How he stacks up to Palace’s current options
But, when fit, Antonio has proven himself to be a robust weapon in attack. The winger flourished under Bilić and his direct and powerful running quickly became a staple of the Hammers’ play following his move from Forest.
Indeed, Antonio ranks fifth in the league in successful take-ons with 3.44 per 90, an improvement on the 2.76 he managed last season.
Yet, while his running would be an asset from full-back, Hodgson is most likely attracted to Antonio’s attacking credentials. The Palace manager didn’t call Antonio up to the England squad during his time in charge but has clearly been impressed with the midfielder’s progress since, particularly how he has influenced games in the final third.
Palace generally play with a target man. This season, that has been Christian Benteke but it became clear in the final weeks of the season that Hodgson’s patience with the misfiring Belgian has run out as the coach switched to a 4-4-2 formation which paired Wilfried Zaha and Andros Townsend up front.
That meant playing James McArthur and Ruben Loftus-Cheek, two central midfielders, out wide. The logic behind their interest in Antonio is that he is a natural wide man and a player who could offer stiff competition to their current attacking pack.
Hodgson would ideally like to have Zaha and Townsend out wide supporting a frontman or bring in a player who could partner Zaha up top with Townsend being moved back to the wing.
Antonio’s stats support the idea that he would be a valuable addition to the Eagles squad. His 0.19 goals per game ratio is higher than Benteke’s while he boasts a better shooting and passing accuracy.
Antonio’s goals-xG ratio is an impressive 0.99 but Benteke’s 0.2 reflects the former Liverpool striker’s woes in front of goal this season. At 6ft 3in tall, Benteke understandably wins more aerial duels (9.74) but Antonio has illustrated his aerial prowess in the past, notably when he scored eight headed goals for the Irons during the 2015/16 campaign.
Townsend is more creative than Antonio. The former Tottenham Hotspur winger averages more open play key passes and big chances created and his 78 per cent passiong accuracy is considerably higher than Antonio’s 66 per cent. However, with just five goals in 79 games for the Eagles, Townsend does not offer enough in the goals department whereas Antonio, with 21 in 90 for the Irons, does.
It’s unsurprising that Zaha’s numbers are vastly superior. The 25-year-old has enjoyed an outstanding campaign for Palace, boasting a post-shot xG of 9.79, a shot placement ratio of 1.07 and a mightily impressive average of 4.19 successful take-ons per game.
Then again, Palace wouldn’t be expecting Antonio to emulate Zaha’s exhilarating displays this season. Instead, the hope is that he could come in and ease some of the extra pressure that has been lumped on Zaha due to Benteke’s wretched form.
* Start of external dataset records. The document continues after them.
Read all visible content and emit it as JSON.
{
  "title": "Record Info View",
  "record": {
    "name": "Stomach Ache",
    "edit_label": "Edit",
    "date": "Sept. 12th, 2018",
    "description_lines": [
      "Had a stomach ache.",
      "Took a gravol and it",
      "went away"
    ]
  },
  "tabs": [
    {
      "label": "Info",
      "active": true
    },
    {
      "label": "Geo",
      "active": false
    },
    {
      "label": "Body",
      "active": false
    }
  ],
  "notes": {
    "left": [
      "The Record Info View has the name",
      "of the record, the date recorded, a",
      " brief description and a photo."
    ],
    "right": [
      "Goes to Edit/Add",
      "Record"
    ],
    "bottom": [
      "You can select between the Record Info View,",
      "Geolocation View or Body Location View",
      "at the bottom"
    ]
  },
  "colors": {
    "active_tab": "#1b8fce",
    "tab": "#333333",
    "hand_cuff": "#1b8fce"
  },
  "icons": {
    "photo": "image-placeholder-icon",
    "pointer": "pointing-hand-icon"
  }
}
Inevitably, fears over Antonio’s persistent injury troubles are going to be a decisive factor. When fit, he is a versatile and dynamic presence, a player who can defend, attack, press high and finish. Comfortable operating anywhere on the right or centrally in attack, Antonio has plenty to offer Palace. Contracted to the Hammers until 2021 and likely to come with a price-tag around £15million, it remains to be seen if the deal comes to fruition.